In recovery, we have made the decision not to take mind or mood-altering chemicals. However, there is a fine line between what is acceptable and what is not. We must look at our motivation for taking the medication. For example, if we are sick and take cough medicine only to relieve our symptoms, there is a potential for it to alter our mind in a way that could be a potential risk to our sobriety. Many cough medications contain alcohol or dextromethorphan, a highly abusable chemical. We should do our best to avoid these if possible. However, improving our health and well-being was a major factor in our decision to achieve sobriety, so we cannot sacrifice our health by avoiding medications. We should consult with a doctor whether the medication is necessary, and if so, we must be sure to take it only as directed to minimize our risk of potential abuse. We should also be mindful of the potential consequences of taking cold or allergy medicine. Many of these medications cause mood-altering or sedating effects, and could lead us toward abuse.

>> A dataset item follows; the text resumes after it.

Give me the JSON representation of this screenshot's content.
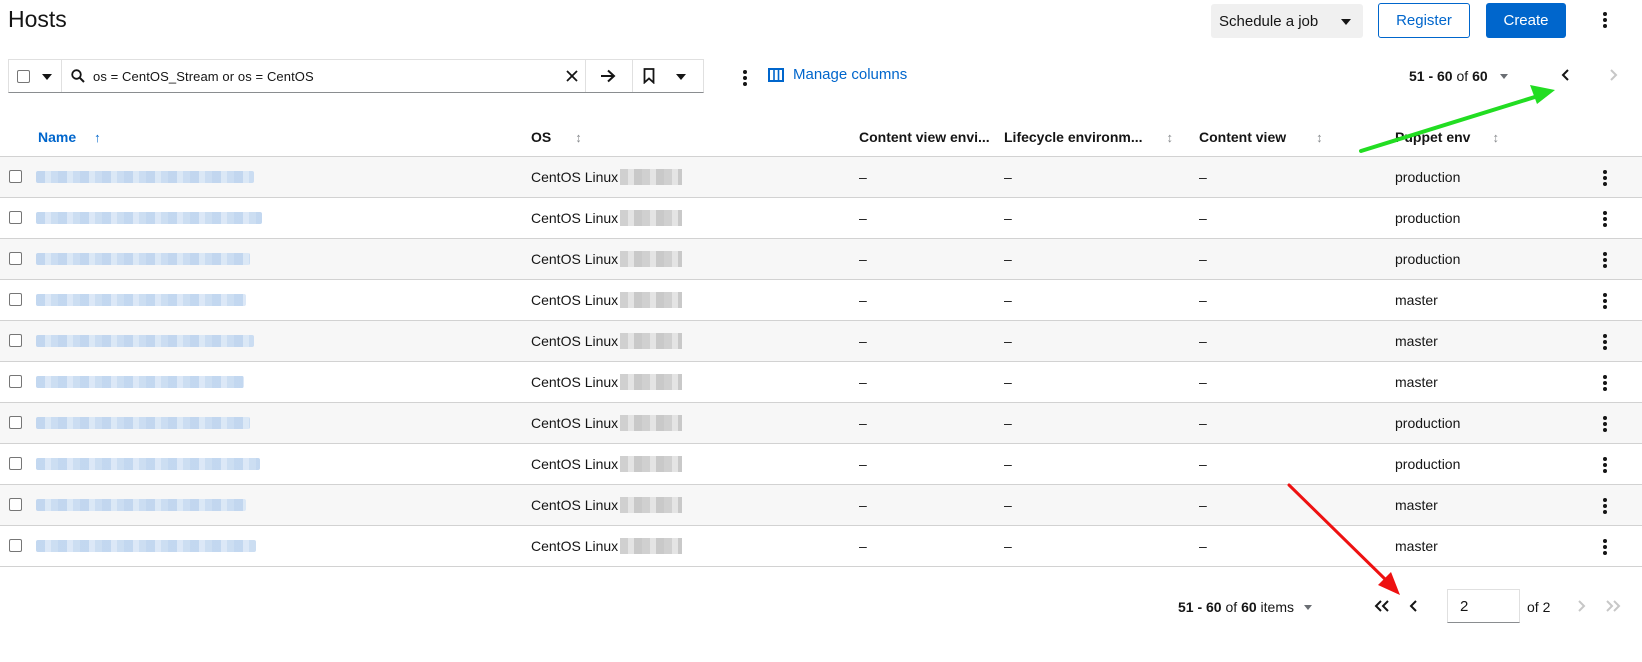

Many men and women in recovery believe they have a “physical allergy” to drugs and alcohol. This allergy is defined by their reaction to and inability to control their use of a particular substance. We can easily trigger this physical allergy to some extent by ingesting mind or mood-altering chemicals even if they are not our drug of choice. For example, the sedating effects of an antihistamine could cause a recovering heroin addict to recall the sedating effects of heroin and begin having cravings and thoughts of using opioids. We must remain vigilant if we are to take over-the-counter medications—we examine our motives, consult a doctor, and speak to a trusted friend in recovery about the issue to come to the best possible decision.

Life in active addiction is no way to live. If you are struggling or care for someone who is struggling with addiction, you know that life can be better. It’s time to live. Ready? Set- GO. Resilient House cultivates the resilience necessary to those in recovery for lasting wellness of mind, body, and spirit. Bringing together the best in clinical and holistic expertise, our full continuum of care is designed to help you change your life for good. Call us today for information: 833-CHANGE1